**Entries supplied:**
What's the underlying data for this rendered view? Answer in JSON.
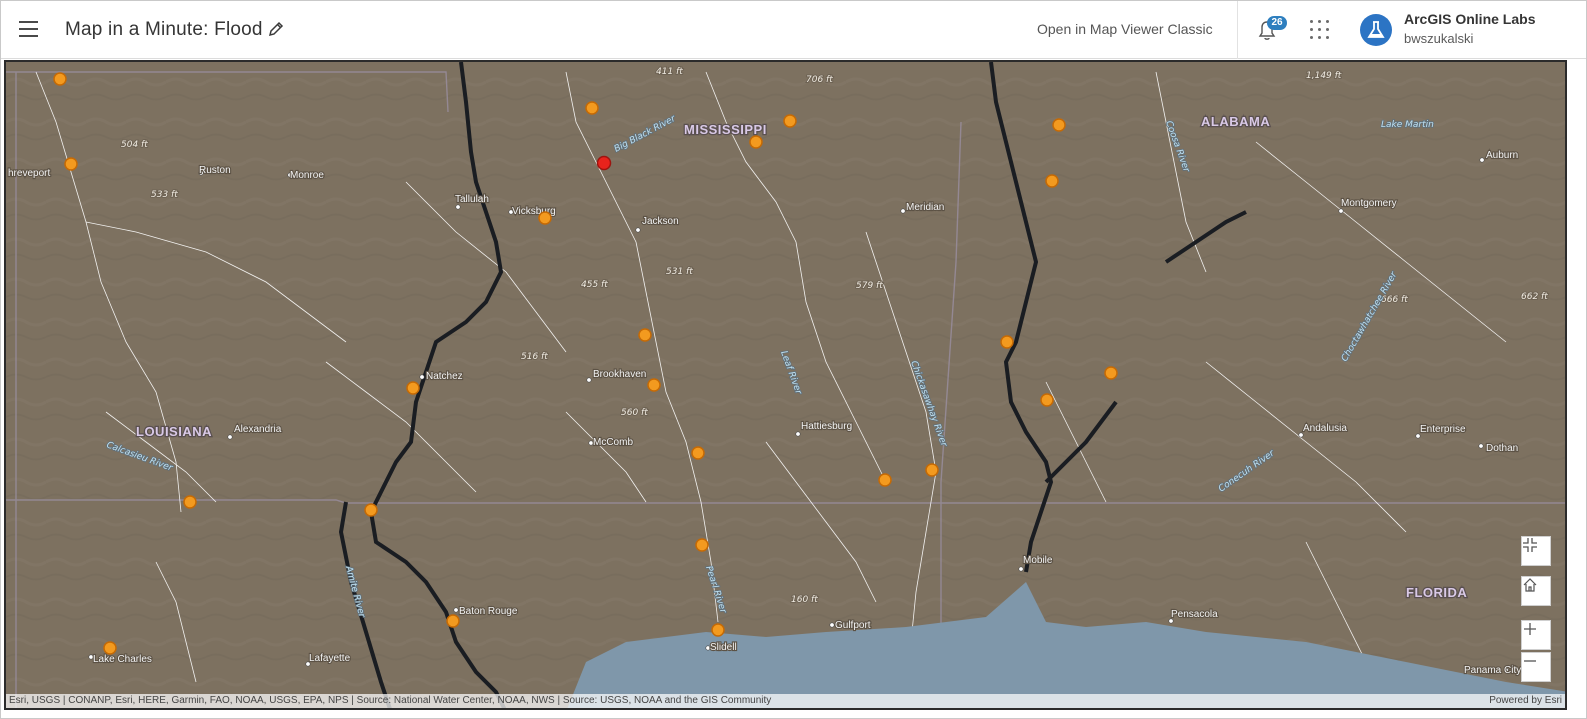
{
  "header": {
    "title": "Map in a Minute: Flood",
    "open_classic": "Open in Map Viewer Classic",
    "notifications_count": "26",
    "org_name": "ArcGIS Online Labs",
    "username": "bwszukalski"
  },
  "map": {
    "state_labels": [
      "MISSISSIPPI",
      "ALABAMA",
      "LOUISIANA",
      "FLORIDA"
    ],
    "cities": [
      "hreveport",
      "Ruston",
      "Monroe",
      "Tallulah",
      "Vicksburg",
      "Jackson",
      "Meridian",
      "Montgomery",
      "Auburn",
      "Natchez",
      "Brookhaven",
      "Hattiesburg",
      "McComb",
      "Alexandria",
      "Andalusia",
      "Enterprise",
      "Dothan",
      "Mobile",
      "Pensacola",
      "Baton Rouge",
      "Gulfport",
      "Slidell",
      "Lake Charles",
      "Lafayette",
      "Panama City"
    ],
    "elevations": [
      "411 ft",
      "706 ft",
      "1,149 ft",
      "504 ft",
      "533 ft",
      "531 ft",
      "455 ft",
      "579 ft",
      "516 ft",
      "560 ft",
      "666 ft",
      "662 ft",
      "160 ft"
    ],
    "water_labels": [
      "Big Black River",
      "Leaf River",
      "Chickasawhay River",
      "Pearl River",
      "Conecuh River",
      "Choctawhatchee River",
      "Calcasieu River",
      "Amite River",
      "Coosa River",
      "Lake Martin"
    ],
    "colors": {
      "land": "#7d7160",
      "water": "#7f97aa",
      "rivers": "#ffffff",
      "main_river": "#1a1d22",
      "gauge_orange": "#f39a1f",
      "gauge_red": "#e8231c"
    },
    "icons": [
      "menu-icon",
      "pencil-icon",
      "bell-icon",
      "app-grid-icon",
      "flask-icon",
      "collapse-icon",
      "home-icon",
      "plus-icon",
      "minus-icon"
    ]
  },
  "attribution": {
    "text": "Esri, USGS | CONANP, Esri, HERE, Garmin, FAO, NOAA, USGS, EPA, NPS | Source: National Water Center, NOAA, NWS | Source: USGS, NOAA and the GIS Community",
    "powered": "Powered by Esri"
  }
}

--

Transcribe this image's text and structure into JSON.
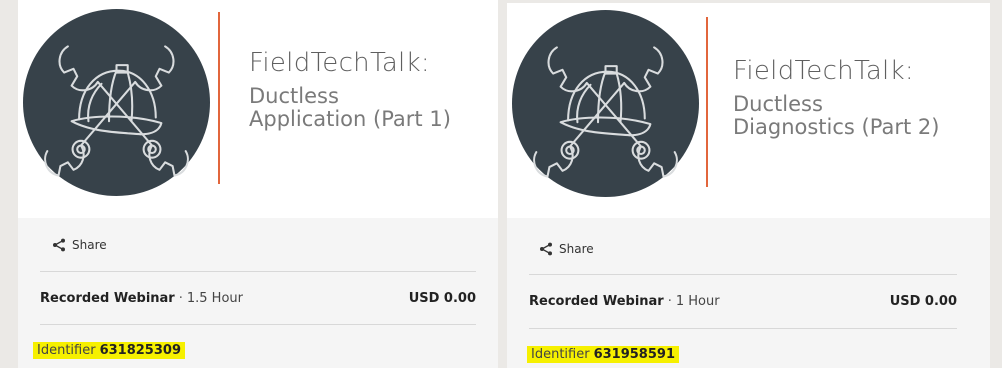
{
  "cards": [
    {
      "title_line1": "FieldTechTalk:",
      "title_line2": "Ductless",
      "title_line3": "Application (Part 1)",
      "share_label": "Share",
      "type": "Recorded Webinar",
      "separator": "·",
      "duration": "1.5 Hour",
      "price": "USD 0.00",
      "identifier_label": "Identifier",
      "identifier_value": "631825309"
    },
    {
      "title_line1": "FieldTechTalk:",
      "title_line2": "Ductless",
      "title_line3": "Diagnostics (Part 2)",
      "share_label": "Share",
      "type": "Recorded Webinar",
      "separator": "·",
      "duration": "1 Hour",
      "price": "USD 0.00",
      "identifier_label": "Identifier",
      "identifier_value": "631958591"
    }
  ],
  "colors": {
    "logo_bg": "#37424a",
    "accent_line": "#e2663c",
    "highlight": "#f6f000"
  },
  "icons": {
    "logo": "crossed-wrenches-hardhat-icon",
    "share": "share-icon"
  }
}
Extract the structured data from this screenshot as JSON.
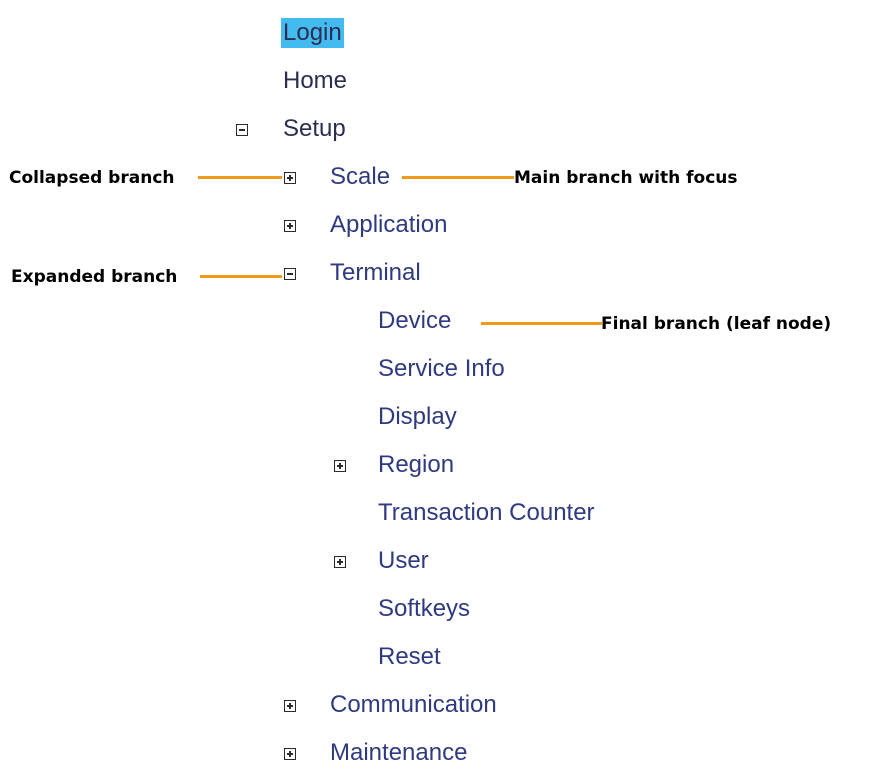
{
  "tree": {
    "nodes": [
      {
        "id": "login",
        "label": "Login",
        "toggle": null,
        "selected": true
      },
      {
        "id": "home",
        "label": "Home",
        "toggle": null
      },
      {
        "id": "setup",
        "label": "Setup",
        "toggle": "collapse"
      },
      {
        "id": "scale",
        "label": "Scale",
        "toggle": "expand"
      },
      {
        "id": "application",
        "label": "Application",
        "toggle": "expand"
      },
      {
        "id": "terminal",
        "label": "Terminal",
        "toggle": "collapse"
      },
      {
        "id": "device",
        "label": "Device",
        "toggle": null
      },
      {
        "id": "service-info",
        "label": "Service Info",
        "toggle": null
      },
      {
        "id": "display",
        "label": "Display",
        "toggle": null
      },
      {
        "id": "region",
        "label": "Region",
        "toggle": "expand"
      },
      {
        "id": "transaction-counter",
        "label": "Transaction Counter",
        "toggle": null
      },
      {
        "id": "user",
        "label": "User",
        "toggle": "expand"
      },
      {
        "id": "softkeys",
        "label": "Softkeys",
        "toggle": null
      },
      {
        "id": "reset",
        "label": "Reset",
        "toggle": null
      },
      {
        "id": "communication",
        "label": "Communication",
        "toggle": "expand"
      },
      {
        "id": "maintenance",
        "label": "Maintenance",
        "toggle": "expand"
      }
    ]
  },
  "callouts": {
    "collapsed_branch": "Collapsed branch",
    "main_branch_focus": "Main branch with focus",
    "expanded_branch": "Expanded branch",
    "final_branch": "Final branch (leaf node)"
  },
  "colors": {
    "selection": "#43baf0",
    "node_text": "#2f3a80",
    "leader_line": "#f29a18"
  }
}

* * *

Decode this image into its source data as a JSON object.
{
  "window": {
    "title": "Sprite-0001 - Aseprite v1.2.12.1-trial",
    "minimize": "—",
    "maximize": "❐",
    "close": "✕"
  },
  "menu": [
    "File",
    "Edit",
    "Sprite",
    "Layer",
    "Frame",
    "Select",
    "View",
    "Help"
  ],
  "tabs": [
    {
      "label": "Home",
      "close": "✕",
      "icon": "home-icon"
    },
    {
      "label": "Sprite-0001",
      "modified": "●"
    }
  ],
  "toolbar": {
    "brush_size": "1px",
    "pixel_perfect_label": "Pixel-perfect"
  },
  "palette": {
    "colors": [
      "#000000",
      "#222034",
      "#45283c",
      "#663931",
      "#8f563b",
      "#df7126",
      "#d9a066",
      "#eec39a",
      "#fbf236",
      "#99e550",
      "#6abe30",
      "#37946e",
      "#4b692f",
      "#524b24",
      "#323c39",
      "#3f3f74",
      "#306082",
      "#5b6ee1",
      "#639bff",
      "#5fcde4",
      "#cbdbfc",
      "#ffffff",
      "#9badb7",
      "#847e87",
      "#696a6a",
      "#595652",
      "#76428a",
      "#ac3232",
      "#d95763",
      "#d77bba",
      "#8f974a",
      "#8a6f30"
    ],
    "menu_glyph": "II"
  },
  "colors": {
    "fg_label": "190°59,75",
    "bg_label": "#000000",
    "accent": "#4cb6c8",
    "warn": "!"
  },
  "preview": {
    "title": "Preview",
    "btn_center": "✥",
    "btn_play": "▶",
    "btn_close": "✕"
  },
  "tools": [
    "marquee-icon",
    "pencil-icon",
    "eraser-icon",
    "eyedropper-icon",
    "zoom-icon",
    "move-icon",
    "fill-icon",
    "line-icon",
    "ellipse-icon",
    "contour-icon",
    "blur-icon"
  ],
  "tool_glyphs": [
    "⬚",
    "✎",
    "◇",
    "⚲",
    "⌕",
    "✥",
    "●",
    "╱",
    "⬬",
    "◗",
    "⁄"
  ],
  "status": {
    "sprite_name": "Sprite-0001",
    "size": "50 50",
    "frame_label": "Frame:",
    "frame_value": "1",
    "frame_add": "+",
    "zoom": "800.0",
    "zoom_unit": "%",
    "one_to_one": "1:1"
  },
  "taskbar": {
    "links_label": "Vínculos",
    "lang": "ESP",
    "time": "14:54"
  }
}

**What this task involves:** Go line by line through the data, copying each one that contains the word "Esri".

**Result:**
    "text": "Esri, USGS | CONANP, Esri, HERE, Garmin, FAO, NOAA, USGS, EPA, NPS | Source: National Water Center, NOAA, NWS | Source: USGS, NOAA and the GIS Community",
    "powered": "Powered by Esri"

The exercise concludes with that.